Surging Home Prices Squeeze Supply Amid High Rates
According to the Black Knight Home Price Index, home prices increased by 0.7% from April to a new record high in May. Despite high mortgage rates, home prices have steadily risen since January, with May’s month-over-month gain suggesting an annualized growth rate of 8.9%. The housing market has reignited, and the annual home price growth rate is anticipated to continue to trend sharply higher in the coming months.
While prices have reached or exceeded their earlier highs in some areas, including the Midwest and Northeast, the West and pandemic “boom towns” originally had lower property prices. Price stability is being observed in places like San Jose, California, where there was an increase of 1.4% in May. As homeowners with low mortgage rates hesitate to sell and risk higher rates on a new house, inventory levels are dropping. Overall, the number of new listings is down by around 25% from the previous year, and the entire inventory is nearly 50% lower than before the pandemic.
Although pre-owned home sales are still down from a year ago, the primary reason is a smaller supply rather than higher prices. In May, the median price of a previously owned property was $396,100, and bidding wars have increased in frequency, affecting affordability. The monthly payment for a median-priced property is the highest ever, underscoring the difficulties purchasers currently face in the market, with mortgage rates hovering at 6.67%.
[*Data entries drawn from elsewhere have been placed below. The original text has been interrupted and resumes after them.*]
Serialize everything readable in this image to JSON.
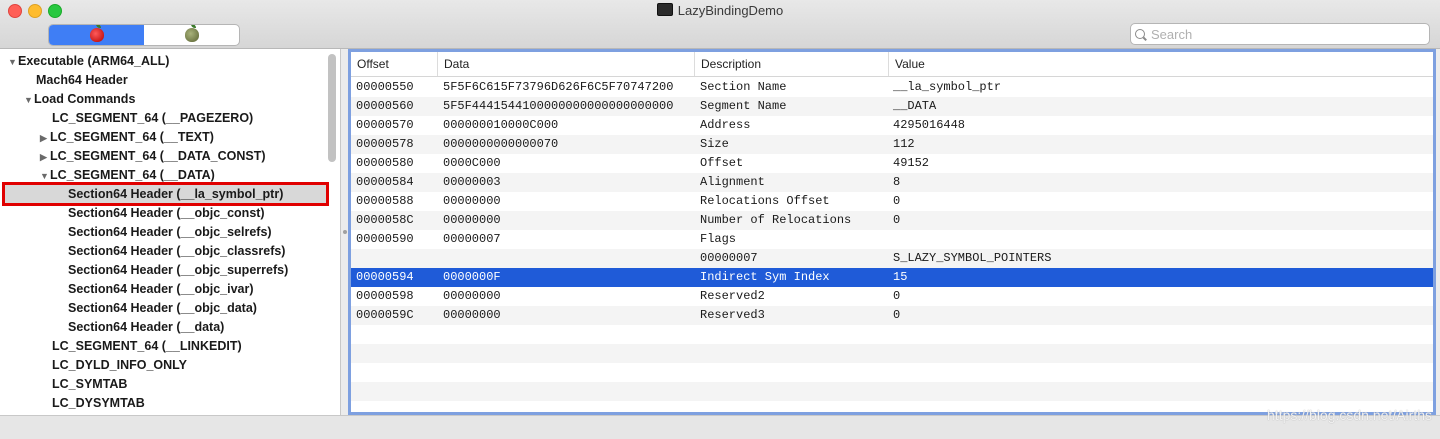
{
  "window": {
    "title": "LazyBindingDemo"
  },
  "search": {
    "placeholder": "Search"
  },
  "tree": [
    {
      "label": "Executable  (ARM64_ALL)",
      "arrow": "▼"
    },
    {
      "label": "Mach64 Header",
      "arrow": ""
    },
    {
      "label": "Load Commands",
      "arrow": "▼"
    },
    {
      "label": "LC_SEGMENT_64 (__PAGEZERO)",
      "arrow": ""
    },
    {
      "label": "LC_SEGMENT_64 (__TEXT)",
      "arrow": "▶"
    },
    {
      "label": "LC_SEGMENT_64 (__DATA_CONST)",
      "arrow": "▶"
    },
    {
      "label": "LC_SEGMENT_64 (__DATA)",
      "arrow": "▼"
    },
    {
      "label": "Section64 Header (__la_symbol_ptr)",
      "arrow": ""
    },
    {
      "label": "Section64 Header (__objc_const)",
      "arrow": ""
    },
    {
      "label": "Section64 Header (__objc_selrefs)",
      "arrow": ""
    },
    {
      "label": "Section64 Header (__objc_classrefs)",
      "arrow": ""
    },
    {
      "label": "Section64 Header (__objc_superrefs)",
      "arrow": ""
    },
    {
      "label": "Section64 Header (__objc_ivar)",
      "arrow": ""
    },
    {
      "label": "Section64 Header (__objc_data)",
      "arrow": ""
    },
    {
      "label": "Section64 Header (__data)",
      "arrow": ""
    },
    {
      "label": "LC_SEGMENT_64 (__LINKEDIT)",
      "arrow": ""
    },
    {
      "label": "LC_DYLD_INFO_ONLY",
      "arrow": ""
    },
    {
      "label": "LC_SYMTAB",
      "arrow": ""
    },
    {
      "label": "LC_DYSYMTAB",
      "arrow": ""
    }
  ],
  "table": {
    "headers": [
      "Offset",
      "Data",
      "Description",
      "Value"
    ],
    "rows": [
      [
        "00000550",
        "5F5F6C615F73796D626F6C5F70747200",
        "Section Name",
        "__la_symbol_ptr"
      ],
      [
        "00000560",
        "5F5F4441544100000000000000000000",
        "Segment Name",
        "__DATA"
      ],
      [
        "00000570",
        "000000010000C000",
        "Address",
        "4295016448"
      ],
      [
        "00000578",
        "0000000000000070",
        "Size",
        "112"
      ],
      [
        "00000580",
        "0000C000",
        "Offset",
        "49152"
      ],
      [
        "00000584",
        "00000003",
        "Alignment",
        "8"
      ],
      [
        "00000588",
        "00000000",
        "Relocations Offset",
        "0"
      ],
      [
        "0000058C",
        "00000000",
        "Number of Relocations",
        "0"
      ],
      [
        "00000590",
        "00000007",
        "Flags",
        ""
      ],
      [
        "",
        "",
        "00000007",
        "S_LAZY_SYMBOL_POINTERS"
      ],
      [
        "00000594",
        "0000000F",
        "Indirect Sym Index",
        "15"
      ],
      [
        "00000598",
        "00000000",
        "Reserved2",
        "0"
      ],
      [
        "0000059C",
        "00000000",
        "Reserved3",
        "0"
      ]
    ]
  },
  "watermark": "https://blog.csdn.net/Airths"
}
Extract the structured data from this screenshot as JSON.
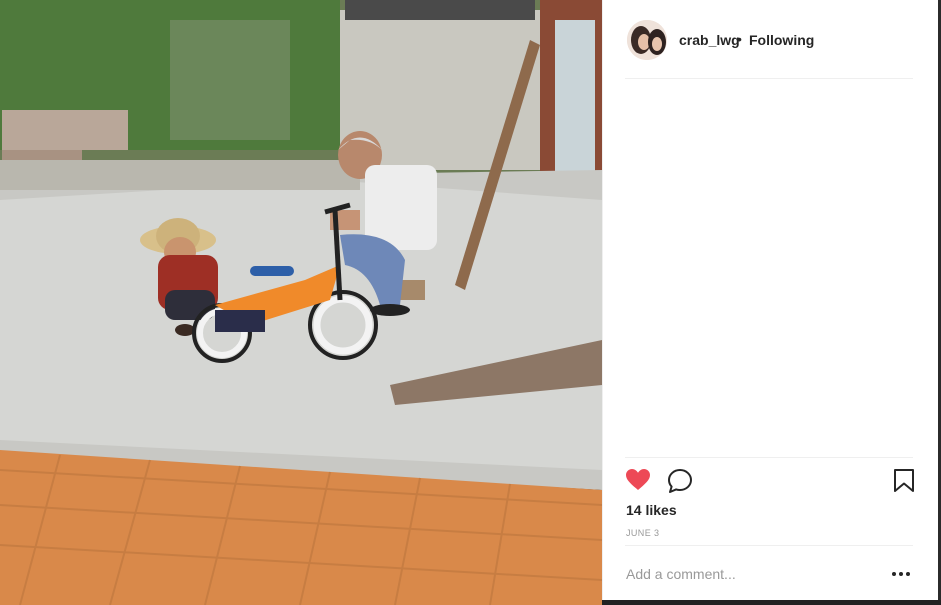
{
  "post": {
    "username": "crab_lwg",
    "separator": "•",
    "follow_status": "Following",
    "likes_text": "14 likes",
    "date_text": "JUNE 3",
    "comment_placeholder": "Add a comment..."
  },
  "icons": {
    "like": "heart-icon",
    "comment": "comment-bubble-icon",
    "save": "bookmark-icon",
    "more": "more-options-icon"
  },
  "colors": {
    "like_active": "#ed4956",
    "text": "#262626",
    "muted": "#999999",
    "border": "#efefef"
  }
}
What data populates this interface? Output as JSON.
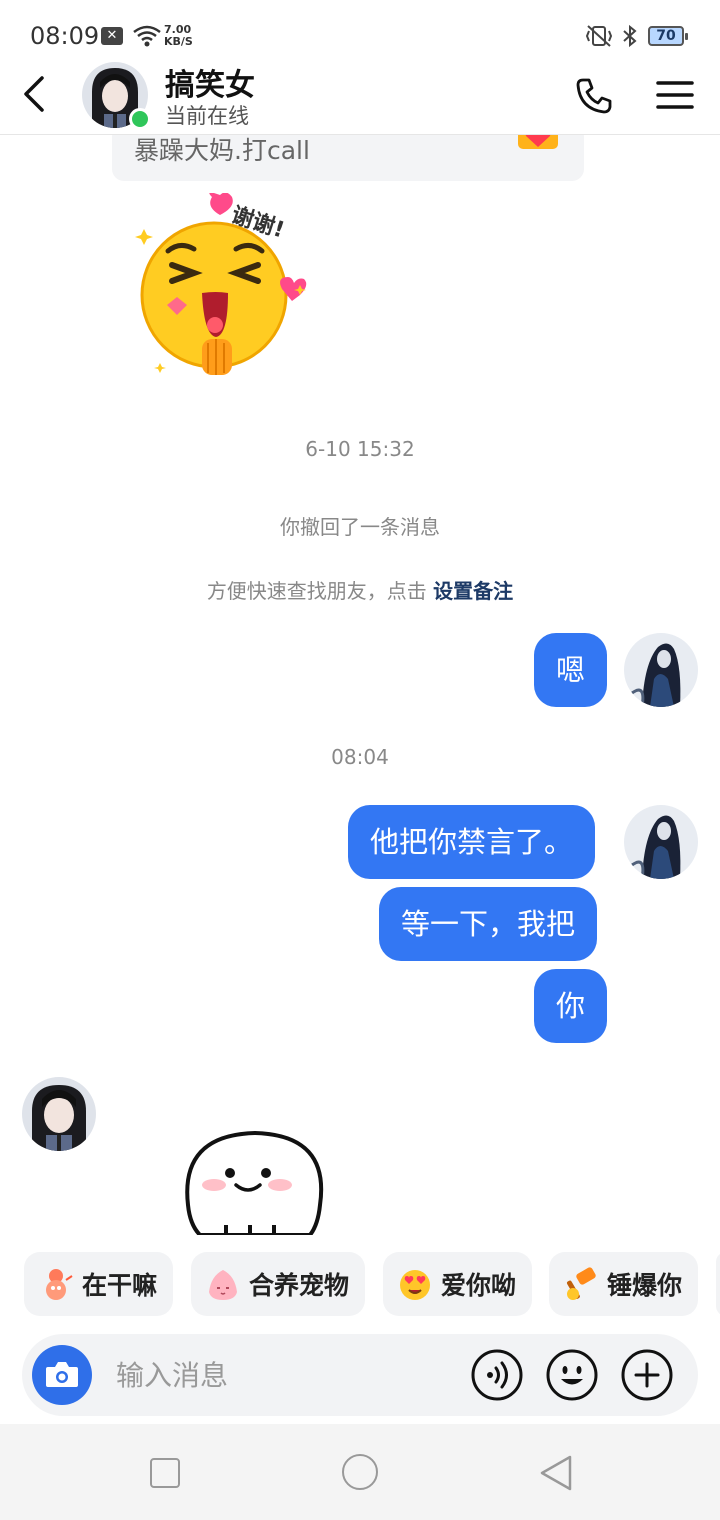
{
  "status_bar": {
    "time": "08:09",
    "x_badge": "✕",
    "net_speed_value": "7.00",
    "net_speed_unit": "KB/S",
    "battery": "70"
  },
  "header": {
    "contact_name": "搞笑女",
    "contact_status": "当前在线"
  },
  "messages": {
    "gift_text": "暴躁大妈.打call",
    "sticker_caption": "谢谢!",
    "timestamp_1": "6-10 15:32",
    "recall_notice": "你撤回了一条消息",
    "remark_hint": "方便快速查找朋友，点击",
    "remark_link": "设置备注",
    "bubble_1": "嗯",
    "timestamp_2": "08:04",
    "bubble_2": "他把你禁言了。",
    "bubble_3": "等一下，我把",
    "bubble_4": "你"
  },
  "quick_replies": [
    {
      "label": "在干嘛",
      "icon": "doll-emoji-icon"
    },
    {
      "label": "合养宠物",
      "icon": "pet-egg-icon"
    },
    {
      "label": "爱你呦",
      "icon": "heart-eyes-emoji-icon"
    },
    {
      "label": "锤爆你",
      "icon": "hammer-emoji-icon"
    }
  ],
  "input": {
    "placeholder": "输入消息"
  },
  "colors": {
    "bubble_blue": "#3377f3",
    "online_green": "#2fc65a",
    "camera_blue": "#2f6fe9",
    "remark_link": "#1d3a66"
  }
}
First American’s Mark Fleming: Why Higher Mortgage Rates Don’t Always Lead to Declining House Prices
Chief Economist for First American Financial Corp., Mark Fleming, highlights that rising mortgage rates don’t always result in declining house prices.
In April, housing affordability improved due to rising incomes and falling rates, despite nominal house price growth. House prices have shown resilience to increasing mortgage rates throughout the past three decades, except during the 1994 period and the 2005–2006 U.S. housing bubble. In other instances, house prices continued to rise, albeit at a slower pace, when rates increased.
Various factors, such as the economic environment and housing supply shortage, influence the relationship between mortgage rates and home prices. While higher rates may slow price growth, they typically do not cause prices to collapse entirely, especially in today’s market, where demand exceeds supply.
Rates Dip Below 7% After Inflation Data
In the previous two weeks, mortgage rates had been climbing quickly and had risen as high as 7% for a top-tier conventional 30-year fixed scenario. Stronger-than-expected economic data and worries about upcoming reports were the main drivers of this surge.
The June Consumer Price Index (CPI) showed inflation slowing to a level near the Federal Reserve’s objective, which provided some consolation. This information eased concerns about more rate increases, which caused rates to noticeably decline by more than an eighth of a percentage point, returning to the high 6% level. Even if this is just the start of a lengthy journey, it offers some much-needed short-term relief.
Vaimberg, Ron. “Weekly Newsletter – January 6, 2023.” Ron Vaimberg International, Ron Vaimberg, 6 Jan. 2023, https://rvionline.thinkific.com/courses/take/rvi-weekly-newsletter/texts/41523497-weekly-newsletter-january-6-2023.